We didn't set out to try cocktails in Florence, but we weren't about to pass up an opportunity. The guys at Ditta Artigianali raved about Fusion, and especially a guy named Marco. After a brief stroll on the river, Noelle and I made our way to Fusion Bar and Restaurant at the Gallery Hotel Art.
It's a bit surreal to walk into the hotel. You're immediately bombarded with enormous portraits of American celebrities and a luxury interior. As you enter the restaurant, you find yourself in a nice Asian fusion restaurant with hip jazz music playing. Not what you expect in a medieval city, to say the least.
We arrived early, so it was entirely empty. Over time, though, people began to trickle in. Australians, Americans, and lots of Italians of course. It was never loud, and felt like any luxury hotel bar should feel: easy, relaxed, and comfy.
Marco is an absolute beast behind the bar. Watching this guy move is mesmerizing. He's got a kind of natural flair to his movements that you don't see very often. Each motion seems choreographed, but without appearing ostentatious. The casual drinker probably wouldn't even notice.
He's more than just moves, too. His execution is spot on. His stirred drinks were never too watery or too boozy, and his shaken drinks were perfectly frothy. Even as orders came pouring in, he never lost his composure. He knocked out drink after drink and still had time to chat with us without breaking a sweat.
Fusion Bar, he explained, is a rarity in Florence. Most Italians aren't used to drinking in hotel bars, he said, and those who did were used to Aperol Spritzes.

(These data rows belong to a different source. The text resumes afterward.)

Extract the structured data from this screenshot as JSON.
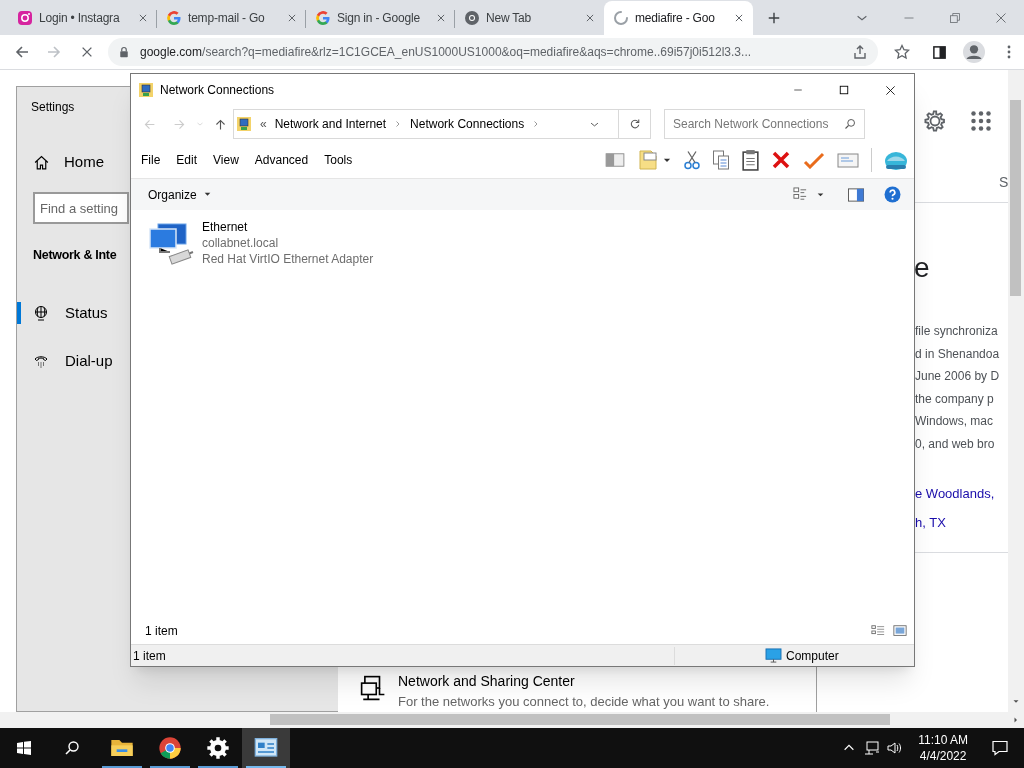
{
  "browser": {
    "tabs": [
      {
        "title": "Login • Instagra",
        "kind": "instagram",
        "selected": false
      },
      {
        "title": "temp-mail - Go",
        "kind": "google",
        "selected": false
      },
      {
        "title": "Sign in - Google",
        "kind": "google",
        "selected": false
      },
      {
        "title": "New Tab",
        "kind": "chrome",
        "selected": false
      },
      {
        "title": "mediafire - Goo",
        "kind": "loading",
        "selected": true
      }
    ],
    "url_host": "google.com",
    "url_rest": "/search?q=mediafire&rlz=1C1GCEA_enUS1000US1000&oq=mediafire&aqs=chrome..69i57j0i512l3.3...",
    "page": {
      "tab_fragment": "S",
      "heading_fragment": "e",
      "lines": [
        "file synchroniza",
        "d in Shenandoa",
        "June 2006 by D",
        "the company p",
        "Windows, mac",
        "0, and web bro"
      ],
      "links": [
        "e Woodlands,",
        "h, TX"
      ]
    }
  },
  "settings": {
    "title": "Settings",
    "home": "Home",
    "search_placeholder": "Find a setting",
    "section": "Network & Inte",
    "nav": [
      {
        "label": "Status",
        "kind": "globe",
        "selected": true
      },
      {
        "label": "Dial-up",
        "kind": "phone",
        "selected": false
      }
    ],
    "link": {
      "title": "Network and Sharing Center",
      "description": "For the networks you connect to, decide what you want to share."
    }
  },
  "explorer": {
    "title": "Network Connections",
    "breadcrumb": [
      "«",
      "Network and Internet",
      "Network Connections"
    ],
    "search_placeholder": "Search Network Connections",
    "menu": [
      "File",
      "Edit",
      "View",
      "Advanced",
      "Tools"
    ],
    "organize": "Organize",
    "items": [
      {
        "name": "Ethernet",
        "network": "collabnet.local",
        "device": "Red Hat VirtIO Ethernet Adapter"
      }
    ],
    "count": "1 item",
    "status_count": "1 item",
    "status_location": "Computer"
  },
  "taskbar": {
    "apps": [
      {
        "kind": "explorer",
        "selected": false
      },
      {
        "kind": "chrome",
        "selected": false
      },
      {
        "kind": "settings",
        "selected": false
      },
      {
        "kind": "control",
        "selected": true
      }
    ],
    "time": "11:10 AM",
    "date": "4/4/2022"
  }
}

Despite the craft part of this craft cocktail bar, lots of Aperol Spritzes still went out.
But Fusion had been around for over a decade, and in that time they'd built up a huge fan base who appreciated the bar's craft approach to cocktails. They were doing fresh juices before it was even catching on in the States.

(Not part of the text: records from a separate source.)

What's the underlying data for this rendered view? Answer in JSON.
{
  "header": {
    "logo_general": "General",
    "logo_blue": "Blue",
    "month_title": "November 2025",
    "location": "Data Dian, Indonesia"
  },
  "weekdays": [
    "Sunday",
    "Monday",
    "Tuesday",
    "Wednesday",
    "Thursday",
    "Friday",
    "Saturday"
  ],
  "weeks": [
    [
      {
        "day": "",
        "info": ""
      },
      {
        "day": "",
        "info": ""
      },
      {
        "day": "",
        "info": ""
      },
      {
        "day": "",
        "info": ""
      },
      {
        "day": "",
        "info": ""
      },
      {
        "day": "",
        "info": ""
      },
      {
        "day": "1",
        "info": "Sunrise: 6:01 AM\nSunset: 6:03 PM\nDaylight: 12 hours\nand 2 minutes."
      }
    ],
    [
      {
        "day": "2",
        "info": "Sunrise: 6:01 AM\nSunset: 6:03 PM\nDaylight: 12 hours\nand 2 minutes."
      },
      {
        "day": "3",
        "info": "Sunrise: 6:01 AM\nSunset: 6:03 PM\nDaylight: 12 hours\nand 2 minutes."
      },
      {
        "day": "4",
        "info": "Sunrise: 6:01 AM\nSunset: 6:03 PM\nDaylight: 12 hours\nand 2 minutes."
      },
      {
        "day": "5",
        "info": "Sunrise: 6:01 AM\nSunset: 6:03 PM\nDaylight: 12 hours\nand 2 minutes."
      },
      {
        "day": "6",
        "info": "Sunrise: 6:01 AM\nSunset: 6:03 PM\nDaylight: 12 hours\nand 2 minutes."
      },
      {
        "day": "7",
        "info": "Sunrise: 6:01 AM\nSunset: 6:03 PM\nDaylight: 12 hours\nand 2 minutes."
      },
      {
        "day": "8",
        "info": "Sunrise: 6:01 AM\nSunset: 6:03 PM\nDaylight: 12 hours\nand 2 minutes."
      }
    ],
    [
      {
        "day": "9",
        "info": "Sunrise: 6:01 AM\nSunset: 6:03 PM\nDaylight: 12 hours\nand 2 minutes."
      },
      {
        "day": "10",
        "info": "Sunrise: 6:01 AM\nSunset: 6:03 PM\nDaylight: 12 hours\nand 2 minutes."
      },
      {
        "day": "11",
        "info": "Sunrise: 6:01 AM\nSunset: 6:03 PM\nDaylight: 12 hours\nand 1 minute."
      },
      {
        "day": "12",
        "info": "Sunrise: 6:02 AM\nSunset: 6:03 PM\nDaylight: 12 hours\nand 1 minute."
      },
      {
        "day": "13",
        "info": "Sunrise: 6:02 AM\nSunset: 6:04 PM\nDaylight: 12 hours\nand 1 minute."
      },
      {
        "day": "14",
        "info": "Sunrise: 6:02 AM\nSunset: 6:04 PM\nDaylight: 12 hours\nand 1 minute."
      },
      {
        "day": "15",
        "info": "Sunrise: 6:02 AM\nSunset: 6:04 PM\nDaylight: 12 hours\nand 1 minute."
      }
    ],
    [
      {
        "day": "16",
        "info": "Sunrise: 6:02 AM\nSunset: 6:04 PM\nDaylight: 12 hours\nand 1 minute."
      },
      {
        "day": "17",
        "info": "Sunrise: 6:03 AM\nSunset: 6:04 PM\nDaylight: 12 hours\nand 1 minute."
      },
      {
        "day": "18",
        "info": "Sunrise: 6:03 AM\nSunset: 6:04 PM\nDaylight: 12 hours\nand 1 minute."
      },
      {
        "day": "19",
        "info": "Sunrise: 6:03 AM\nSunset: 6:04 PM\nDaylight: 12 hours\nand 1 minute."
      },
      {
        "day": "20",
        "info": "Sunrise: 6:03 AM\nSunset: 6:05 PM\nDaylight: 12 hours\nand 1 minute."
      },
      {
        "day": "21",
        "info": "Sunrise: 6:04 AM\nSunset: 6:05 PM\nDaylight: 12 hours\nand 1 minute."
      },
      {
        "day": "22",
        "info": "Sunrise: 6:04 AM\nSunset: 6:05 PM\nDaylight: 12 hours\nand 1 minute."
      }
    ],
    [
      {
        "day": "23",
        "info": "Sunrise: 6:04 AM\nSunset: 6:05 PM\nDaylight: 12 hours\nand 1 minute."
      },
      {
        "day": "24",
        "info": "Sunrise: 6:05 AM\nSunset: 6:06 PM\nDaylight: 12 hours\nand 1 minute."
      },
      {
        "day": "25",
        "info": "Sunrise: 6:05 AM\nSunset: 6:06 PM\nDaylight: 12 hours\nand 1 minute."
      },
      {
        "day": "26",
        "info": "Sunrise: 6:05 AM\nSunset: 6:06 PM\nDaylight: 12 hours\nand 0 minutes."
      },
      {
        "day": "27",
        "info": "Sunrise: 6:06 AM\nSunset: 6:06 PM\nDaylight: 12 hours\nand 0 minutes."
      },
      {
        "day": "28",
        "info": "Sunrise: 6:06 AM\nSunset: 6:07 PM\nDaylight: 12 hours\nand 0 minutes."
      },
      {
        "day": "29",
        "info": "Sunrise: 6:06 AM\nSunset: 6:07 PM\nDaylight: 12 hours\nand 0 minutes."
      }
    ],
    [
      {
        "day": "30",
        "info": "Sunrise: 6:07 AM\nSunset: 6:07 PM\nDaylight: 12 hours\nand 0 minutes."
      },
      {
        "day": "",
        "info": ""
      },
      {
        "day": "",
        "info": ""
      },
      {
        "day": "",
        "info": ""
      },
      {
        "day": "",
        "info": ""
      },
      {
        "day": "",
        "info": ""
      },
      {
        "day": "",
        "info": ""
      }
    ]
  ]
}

Marco himself was trained as an architect, but his deep love of cocktails put him in a bind. Should he do two things acceptably, or excel at one thing? He chose the latter, and fifteen years later his mastery is apparent.
I had an Americano twist, something Marco recommended for a warm afternoon in Florence. Instead of Campari, he used Cynar. This helped dry the cocktail out a good deal, and the lemon lingered long after swallowing. Like many Italian cocktails we tried, this was sweeter than the American cocktail drinker would normally experience, but it was by no means cloying. All in all, perfectly executed and delicious.
We ended with a drink Marco made for a perfume launch party. The perfume was heavily scented with grapefruit and rosemary, so the cocktail matched it by using both a grapefruit infused vodka and a rosemary infused vodka. It was sweetened with a rosemary simple syrup. This drink was dry for the Italian palate, but absolutely perfect for the American palate. Just sweet enough to bring out the rosemary and cut the bitterness of the grapefruit, but one would never call it sweet.
As usual in Italy, Fusion serves snacks with cocktails. They change every day and fit in with the Japanese theme of the restaurant. We had some edamame and kappa maki.
Fusion Bar and Restaurant
Vicolo dell'Oro, 3, 50123 Firenze, Italy
+39 055 2726 6987
Snack: every day, 12.30 - 15.00
Dinner: every day, 19.30 to 23.00.
Cocktail bar: every day, 15.00 to 00.00